[Dataset records Boundary: Start]
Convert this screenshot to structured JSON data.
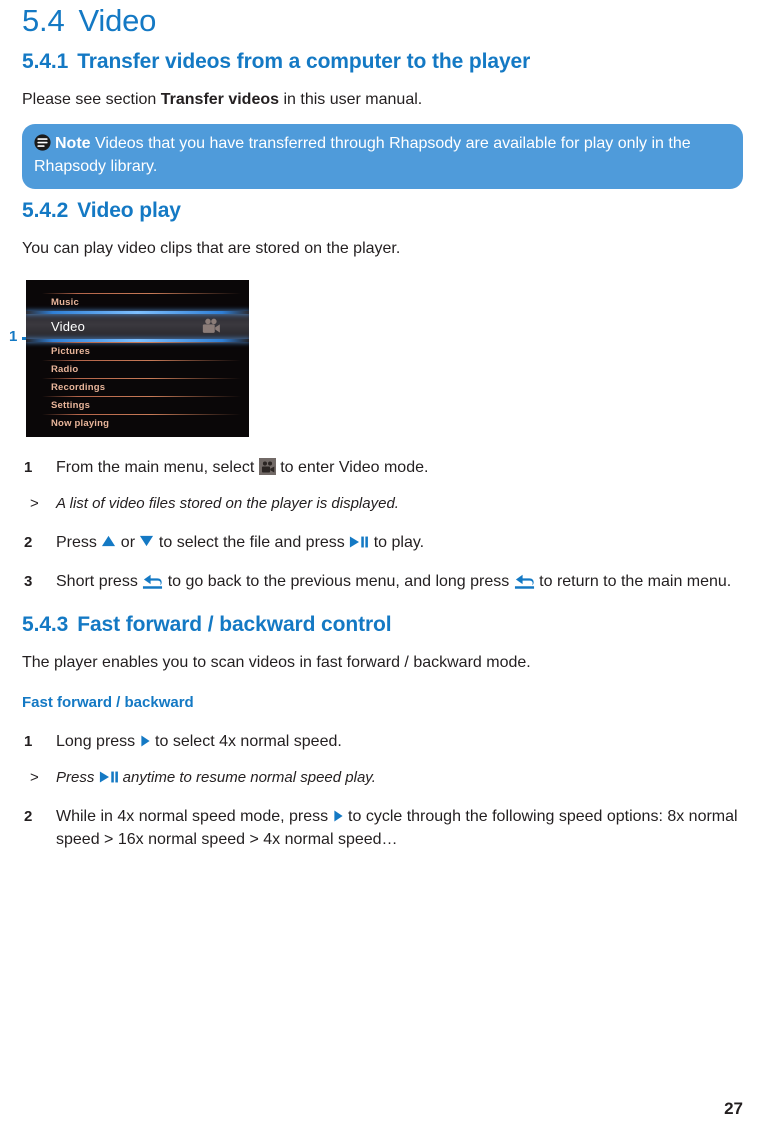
{
  "document": {
    "page_number": "27",
    "colors": {
      "heading_blue": "#1479c4",
      "note_box_blue": "#4f9bda",
      "body_text": "#231f20",
      "device_menu_text": "#e8b59a",
      "device_selected_text": "#ffffff"
    }
  },
  "section_main": {
    "number": "5.4",
    "title": "Video"
  },
  "section_541": {
    "number": "5.4.1",
    "title": "Transfer videos from a computer to the player",
    "paragraph_pre": "Please see section ",
    "paragraph_bold": "Transfer videos",
    "paragraph_post": " in this user manual."
  },
  "note": {
    "icon": "note-list-icon",
    "label": "Note",
    "text": " Videos that you have transferred through Rhapsody are available for play only in the Rhapsody library."
  },
  "section_542": {
    "number": "5.4.2",
    "title": "Video play",
    "paragraph": "You can play video clips that are stored on the player.",
    "callout_label": "1",
    "device_menu": {
      "items": [
        {
          "label": "Music",
          "selected": false,
          "icon": ""
        },
        {
          "label": "Video",
          "selected": true,
          "icon": "video-camera-icon"
        },
        {
          "label": "Pictures",
          "selected": false,
          "icon": ""
        },
        {
          "label": "Radio",
          "selected": false,
          "icon": ""
        },
        {
          "label": "Recordings",
          "selected": false,
          "icon": ""
        },
        {
          "label": "Settings",
          "selected": false,
          "icon": ""
        },
        {
          "label": "Now playing",
          "selected": false,
          "icon": ""
        }
      ]
    },
    "steps": [
      {
        "number": "1",
        "pre": "From the main menu, select ",
        "icon": "video-camera-icon",
        "post": " to enter Video mode."
      },
      {
        "number": "2",
        "pre": "Press ",
        "icon": "up-triangle-icon",
        "mid1": " or ",
        "icon2": "down-triangle-icon",
        "mid2": " to select the file and press ",
        "icon3": "play-pause-icon",
        "post": " to play."
      },
      {
        "number": "3",
        "pre": "Short press ",
        "icon": "back-arrow-icon",
        "mid1": " to go back to the previous menu, and long press ",
        "icon2": "back-arrow-icon",
        "post": " to return to the main menu."
      }
    ],
    "step1_result": {
      "marker": ">",
      "text": "A list of video files stored on the player is displayed."
    }
  },
  "section_543": {
    "number": "5.4.3",
    "title": "Fast forward / backward control",
    "paragraph": "The player enables you to scan videos in fast forward / backward mode.",
    "subheading": "Fast forward / backward",
    "steps": [
      {
        "number": "1",
        "pre": "Long press ",
        "icon": "right-triangle-icon",
        "post": " to select 4x normal speed."
      },
      {
        "number": "2",
        "pre": "While in 4x normal speed mode, press ",
        "icon": "right-triangle-icon",
        "post": " to cycle through the following speed options: 8x normal speed > 16x normal speed > 4x normal speed…"
      }
    ],
    "step1_result": {
      "marker": ">",
      "pre": "Press ",
      "icon": "play-pause-icon",
      "post": " anytime to resume normal speed play."
    }
  }
}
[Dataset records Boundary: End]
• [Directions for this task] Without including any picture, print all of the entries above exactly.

• [Written solution]
Convert this screenshot to structured JSON data.
{
  "document": {
    "page_number": "27",
    "colors": {
      "heading_blue": "#1479c4",
      "note_box_blue": "#4f9bda",
      "body_text": "#231f20",
      "device_menu_text": "#e8b59a",
      "device_selected_text": "#ffffff"
    }
  },
  "section_main": {
    "number": "5.4",
    "title": "Video"
  },
  "section_541": {
    "number": "5.4.1",
    "title": "Transfer videos from a computer to the player",
    "paragraph_pre": "Please see section ",
    "paragraph_bold": "Transfer videos",
    "paragraph_post": " in this user manual."
  },
  "note": {
    "icon": "note-list-icon",
    "label": "Note",
    "text": " Videos that you have transferred through Rhapsody are available for play only in the Rhapsody library."
  },
  "section_542": {
    "number": "5.4.2",
    "title": "Video play",
    "paragraph": "You can play video clips that are stored on the player.",
    "callout_label": "1",
    "device_menu": {
      "items": [
        {
          "label": "Music",
          "selected": false,
          "icon": ""
        },
        {
          "label": "Video",
          "selected": true,
          "icon": "video-camera-icon"
        },
        {
          "label": "Pictures",
          "selected": false,
          "icon": ""
        },
        {
          "label": "Radio",
          "selected": false,
          "icon": ""
        },
        {
          "label": "Recordings",
          "selected": false,
          "icon": ""
        },
        {
          "label": "Settings",
          "selected": false,
          "icon": ""
        },
        {
          "label": "Now playing",
          "selected": false,
          "icon": ""
        }
      ]
    },
    "steps": [
      {
        "number": "1",
        "pre": "From the main menu, select ",
        "icon": "video-camera-icon",
        "post": " to enter Video mode."
      },
      {
        "number": "2",
        "pre": "Press ",
        "icon": "up-triangle-icon",
        "mid1": " or ",
        "icon2": "down-triangle-icon",
        "mid2": " to select the file and press ",
        "icon3": "play-pause-icon",
        "post": " to play."
      },
      {
        "number": "3",
        "pre": "Short press ",
        "icon": "back-arrow-icon",
        "mid1": " to go back to the previous menu, and long press ",
        "icon2": "back-arrow-icon",
        "post": " to return to the main menu."
      }
    ],
    "step1_result": {
      "marker": ">",
      "text": "A list of video files stored on the player is displayed."
    }
  },
  "section_543": {
    "number": "5.4.3",
    "title": "Fast forward / backward control",
    "paragraph": "The player enables you to scan videos in fast forward / backward mode.",
    "subheading": "Fast forward / backward",
    "steps": [
      {
        "number": "1",
        "pre": "Long press ",
        "icon": "right-triangle-icon",
        "post": " to select 4x normal speed."
      },
      {
        "number": "2",
        "pre": "While in 4x normal speed mode, press ",
        "icon": "right-triangle-icon",
        "post": " to cycle through the following speed options: 8x normal speed > 16x normal speed > 4x normal speed…"
      }
    ],
    "step1_result": {
      "marker": ">",
      "pre": "Press ",
      "icon": "play-pause-icon",
      "post": " anytime to resume normal speed play."
    }
  }
}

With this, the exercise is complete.